The gable design can also produce a heavy appearance. This would happen if the gable’s slope is steep, rather than lean. Note that a gable roof’s slope can also be designed to match a contemporary style. You can also prefer a rounded entryway to give a more open feel.
FRONT PORCH ROOF STYLES
Whether you are working with a covered back porch or a small front porch, choosing the right roofing style should also be considered with your decorative finishes. Consider your roofing style, while deciding what type of décor style and architectural theme you want to bring into your space. From a starkly traditional style to a modern one, the options for porch roofing styles are endless.
The following are just some of the front porch roofing styles that are common in most households. Just be creative enough, and surely, the space will end up incredibly good.
Rustic Porch. It makes use of gable roof.
Veranda porch. It makes use of bay style, which is three-sided, framed against the exterior of a home. The ceiling will be flat bead board with crown molding. This will be constructed with fiber cement with arches that are custom fabricated, utilizing a PVC sheet.
Craftsman porch. Its features are similar to the veranda porch. The only difference is that it utilizes the shed style porch roof.
Tuscan Porch. It also utilizes bay style.
Traditional Porch. This style utilizes the flat roof created as a low pitch and is common in traditional architecture.
Remember, even the smallest details of your porch will contribute to the overall appearance of the place. Therefore, aside from determining the roofing style, it will also be vital to choose products and materials that will highlight the beauty of the space.
There are also open porch roof designs ideal for those who love outdoor retreats. You can comfortably enjoy activities and the ambiance of your backyard in the shade or out in the rain. There are many expert designers who can help you create and find the best open porch plan that matches the style and architecture of the home.
Take note there are many roof variations either for your front porch, open porch, or back porch. You can have a roof design that combines a mansard and shed roof. A flat porch with a flat roof will also look great in a bungalow with a common hip roof.

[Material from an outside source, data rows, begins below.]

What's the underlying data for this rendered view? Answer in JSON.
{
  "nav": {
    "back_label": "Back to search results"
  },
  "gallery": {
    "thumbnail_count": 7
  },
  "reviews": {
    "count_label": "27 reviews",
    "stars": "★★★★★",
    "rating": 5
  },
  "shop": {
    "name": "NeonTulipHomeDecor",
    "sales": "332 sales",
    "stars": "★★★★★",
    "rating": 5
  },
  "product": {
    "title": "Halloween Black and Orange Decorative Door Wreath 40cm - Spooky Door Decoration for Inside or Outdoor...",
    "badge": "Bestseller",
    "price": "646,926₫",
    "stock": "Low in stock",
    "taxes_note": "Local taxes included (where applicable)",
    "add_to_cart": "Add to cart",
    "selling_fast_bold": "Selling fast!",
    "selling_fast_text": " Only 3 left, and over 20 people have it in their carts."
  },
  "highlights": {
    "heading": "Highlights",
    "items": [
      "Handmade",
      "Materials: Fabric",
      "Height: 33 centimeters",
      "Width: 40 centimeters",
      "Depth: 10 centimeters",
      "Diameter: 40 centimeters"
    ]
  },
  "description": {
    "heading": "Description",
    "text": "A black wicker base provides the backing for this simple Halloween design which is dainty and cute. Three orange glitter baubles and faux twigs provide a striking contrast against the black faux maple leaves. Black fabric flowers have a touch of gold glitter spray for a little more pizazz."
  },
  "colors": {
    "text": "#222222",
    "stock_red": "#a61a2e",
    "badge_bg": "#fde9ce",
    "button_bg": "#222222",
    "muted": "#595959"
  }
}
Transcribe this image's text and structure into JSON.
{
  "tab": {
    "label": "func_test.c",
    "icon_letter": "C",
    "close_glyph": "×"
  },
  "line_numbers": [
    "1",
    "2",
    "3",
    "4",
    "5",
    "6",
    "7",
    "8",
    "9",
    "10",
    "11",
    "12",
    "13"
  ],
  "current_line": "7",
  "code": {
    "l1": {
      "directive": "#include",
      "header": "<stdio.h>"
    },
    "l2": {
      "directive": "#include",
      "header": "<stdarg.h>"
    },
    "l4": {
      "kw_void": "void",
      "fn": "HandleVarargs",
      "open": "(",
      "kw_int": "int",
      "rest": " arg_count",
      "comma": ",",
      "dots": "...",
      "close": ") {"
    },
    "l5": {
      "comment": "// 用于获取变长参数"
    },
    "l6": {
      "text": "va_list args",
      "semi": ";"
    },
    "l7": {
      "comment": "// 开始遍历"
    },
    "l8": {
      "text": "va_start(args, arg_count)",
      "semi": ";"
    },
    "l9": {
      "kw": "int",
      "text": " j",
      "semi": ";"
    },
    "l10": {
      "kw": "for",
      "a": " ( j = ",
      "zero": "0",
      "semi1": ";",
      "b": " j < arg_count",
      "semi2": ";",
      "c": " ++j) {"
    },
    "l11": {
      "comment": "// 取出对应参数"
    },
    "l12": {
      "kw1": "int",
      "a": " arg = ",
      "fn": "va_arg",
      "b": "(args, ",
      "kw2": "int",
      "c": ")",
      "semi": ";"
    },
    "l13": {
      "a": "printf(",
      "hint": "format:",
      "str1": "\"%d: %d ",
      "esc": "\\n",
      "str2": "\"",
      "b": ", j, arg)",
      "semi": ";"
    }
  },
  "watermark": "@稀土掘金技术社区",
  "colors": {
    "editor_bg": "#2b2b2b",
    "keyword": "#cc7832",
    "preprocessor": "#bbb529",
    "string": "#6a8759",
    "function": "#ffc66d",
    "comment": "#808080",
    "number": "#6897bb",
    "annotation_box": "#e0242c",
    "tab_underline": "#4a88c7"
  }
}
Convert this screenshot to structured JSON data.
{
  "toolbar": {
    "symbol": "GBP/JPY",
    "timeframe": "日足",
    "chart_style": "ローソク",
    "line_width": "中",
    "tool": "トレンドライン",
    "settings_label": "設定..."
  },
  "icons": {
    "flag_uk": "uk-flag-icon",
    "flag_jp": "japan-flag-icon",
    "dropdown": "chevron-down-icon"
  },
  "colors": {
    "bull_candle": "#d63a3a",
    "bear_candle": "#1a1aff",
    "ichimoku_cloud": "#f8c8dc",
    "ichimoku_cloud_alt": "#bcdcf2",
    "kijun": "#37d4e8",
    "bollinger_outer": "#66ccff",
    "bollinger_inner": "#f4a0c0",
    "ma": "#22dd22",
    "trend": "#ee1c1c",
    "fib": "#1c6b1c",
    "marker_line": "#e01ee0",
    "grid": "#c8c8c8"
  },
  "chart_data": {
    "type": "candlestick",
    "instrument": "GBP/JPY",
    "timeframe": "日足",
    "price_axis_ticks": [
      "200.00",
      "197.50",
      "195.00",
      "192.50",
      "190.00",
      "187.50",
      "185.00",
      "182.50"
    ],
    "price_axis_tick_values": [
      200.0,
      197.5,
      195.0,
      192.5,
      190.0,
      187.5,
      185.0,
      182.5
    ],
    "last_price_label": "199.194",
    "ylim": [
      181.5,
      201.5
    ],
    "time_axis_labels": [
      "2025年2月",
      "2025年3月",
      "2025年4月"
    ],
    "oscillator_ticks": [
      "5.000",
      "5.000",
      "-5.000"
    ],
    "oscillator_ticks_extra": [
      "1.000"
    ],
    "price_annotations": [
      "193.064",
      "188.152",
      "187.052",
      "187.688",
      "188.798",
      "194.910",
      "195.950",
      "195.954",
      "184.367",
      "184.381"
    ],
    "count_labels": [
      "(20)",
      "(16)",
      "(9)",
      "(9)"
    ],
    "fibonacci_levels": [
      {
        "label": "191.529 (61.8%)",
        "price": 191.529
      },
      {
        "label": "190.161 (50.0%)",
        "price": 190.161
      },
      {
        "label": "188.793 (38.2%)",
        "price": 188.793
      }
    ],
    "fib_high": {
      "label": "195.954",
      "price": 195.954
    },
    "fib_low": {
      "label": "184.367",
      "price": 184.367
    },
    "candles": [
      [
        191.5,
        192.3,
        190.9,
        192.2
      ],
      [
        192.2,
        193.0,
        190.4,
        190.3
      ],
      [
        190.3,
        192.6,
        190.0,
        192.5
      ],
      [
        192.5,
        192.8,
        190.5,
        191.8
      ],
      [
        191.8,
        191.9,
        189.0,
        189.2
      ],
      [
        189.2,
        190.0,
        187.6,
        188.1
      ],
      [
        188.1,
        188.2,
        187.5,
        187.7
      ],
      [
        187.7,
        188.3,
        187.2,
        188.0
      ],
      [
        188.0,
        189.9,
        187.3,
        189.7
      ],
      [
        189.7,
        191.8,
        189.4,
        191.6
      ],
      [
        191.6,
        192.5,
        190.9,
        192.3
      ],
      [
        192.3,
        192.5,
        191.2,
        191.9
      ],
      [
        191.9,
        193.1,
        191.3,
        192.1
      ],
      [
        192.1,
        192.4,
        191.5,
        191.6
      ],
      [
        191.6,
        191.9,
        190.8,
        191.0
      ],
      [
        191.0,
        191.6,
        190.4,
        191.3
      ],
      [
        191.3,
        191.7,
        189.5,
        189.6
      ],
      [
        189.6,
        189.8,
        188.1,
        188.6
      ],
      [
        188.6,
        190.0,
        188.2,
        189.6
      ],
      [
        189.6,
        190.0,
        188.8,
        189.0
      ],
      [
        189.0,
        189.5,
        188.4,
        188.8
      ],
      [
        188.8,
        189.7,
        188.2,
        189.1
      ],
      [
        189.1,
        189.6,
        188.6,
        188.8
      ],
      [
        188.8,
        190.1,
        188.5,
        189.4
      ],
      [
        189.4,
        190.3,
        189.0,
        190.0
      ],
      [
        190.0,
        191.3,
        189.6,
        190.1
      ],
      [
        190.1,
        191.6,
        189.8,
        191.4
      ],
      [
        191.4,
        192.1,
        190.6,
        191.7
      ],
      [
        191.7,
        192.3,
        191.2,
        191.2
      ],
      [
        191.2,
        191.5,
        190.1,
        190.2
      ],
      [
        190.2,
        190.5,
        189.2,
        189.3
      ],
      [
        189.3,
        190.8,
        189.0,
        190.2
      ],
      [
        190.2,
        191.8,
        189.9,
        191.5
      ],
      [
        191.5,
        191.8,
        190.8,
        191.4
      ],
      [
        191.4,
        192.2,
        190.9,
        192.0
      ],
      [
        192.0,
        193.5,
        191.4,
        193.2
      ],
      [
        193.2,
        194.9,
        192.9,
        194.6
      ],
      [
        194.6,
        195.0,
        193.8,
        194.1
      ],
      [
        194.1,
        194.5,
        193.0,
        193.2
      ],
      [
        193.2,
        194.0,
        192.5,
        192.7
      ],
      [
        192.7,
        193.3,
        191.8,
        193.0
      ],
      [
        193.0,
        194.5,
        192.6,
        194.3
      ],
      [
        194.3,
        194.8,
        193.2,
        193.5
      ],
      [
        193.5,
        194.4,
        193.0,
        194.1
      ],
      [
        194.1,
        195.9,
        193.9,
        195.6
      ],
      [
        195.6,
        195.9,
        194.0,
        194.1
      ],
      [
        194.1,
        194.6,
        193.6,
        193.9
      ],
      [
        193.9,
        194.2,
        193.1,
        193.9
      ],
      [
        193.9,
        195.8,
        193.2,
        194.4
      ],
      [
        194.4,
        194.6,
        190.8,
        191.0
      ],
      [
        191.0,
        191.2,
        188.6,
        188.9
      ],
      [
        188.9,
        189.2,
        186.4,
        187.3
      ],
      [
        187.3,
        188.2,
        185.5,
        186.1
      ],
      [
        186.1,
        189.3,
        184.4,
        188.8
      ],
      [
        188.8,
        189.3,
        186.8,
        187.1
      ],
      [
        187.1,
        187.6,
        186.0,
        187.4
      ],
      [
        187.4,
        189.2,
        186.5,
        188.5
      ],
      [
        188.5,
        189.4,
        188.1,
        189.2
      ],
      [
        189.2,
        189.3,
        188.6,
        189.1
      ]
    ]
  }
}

A round porch roof also offers a sophisticated appeal.
Hopefully, you can see the roof design and the style’s impact to the overall look of your porch.